Try it:
Leaving out the images, reproduce every line of the data that follows exactly.

Records supplied:
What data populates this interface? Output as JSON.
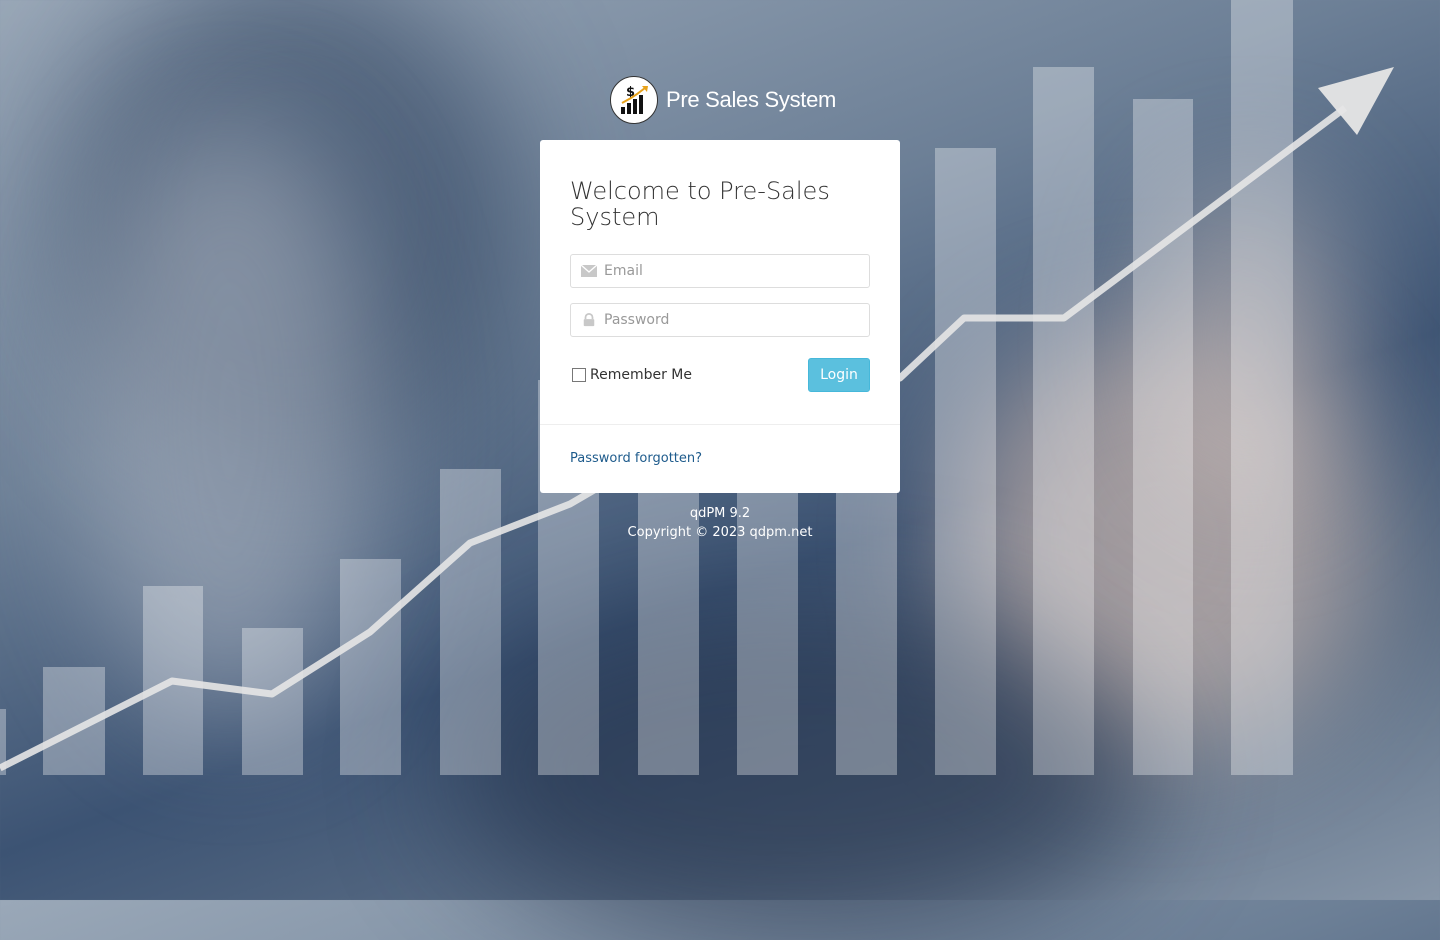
{
  "brand": {
    "name": "Pre Sales System",
    "logo_icon": "dollar-growth-chart-icon"
  },
  "login": {
    "title": "Welcome to Pre-Sales System",
    "email_placeholder": "Email",
    "email_value": "",
    "password_placeholder": "Password",
    "password_value": "",
    "remember_label": "Remember Me",
    "remember_checked": false,
    "login_button": "Login",
    "forgot_link": "Password forgotten?"
  },
  "footer": {
    "version": "qdPM 9.2",
    "copyright": "Copyright © 2023 qdpm.net"
  },
  "colors": {
    "accent": "#5bc0de",
    "link": "#1e5b8c",
    "card": "#ffffff"
  }
}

Response area:
What data populates this interface? Output as JSON.
{
  "brand": {
    "name": "Pre Sales System",
    "logo_icon": "dollar-growth-chart-icon"
  },
  "login": {
    "title": "Welcome to Pre-Sales System",
    "email_placeholder": "Email",
    "email_value": "",
    "password_placeholder": "Password",
    "password_value": "",
    "remember_label": "Remember Me",
    "remember_checked": false,
    "login_button": "Login",
    "forgot_link": "Password forgotten?"
  },
  "footer": {
    "version": "qdPM 9.2",
    "copyright": "Copyright © 2023 qdpm.net"
  },
  "colors": {
    "accent": "#5bc0de",
    "link": "#1e5b8c",
    "card": "#ffffff"
  }
}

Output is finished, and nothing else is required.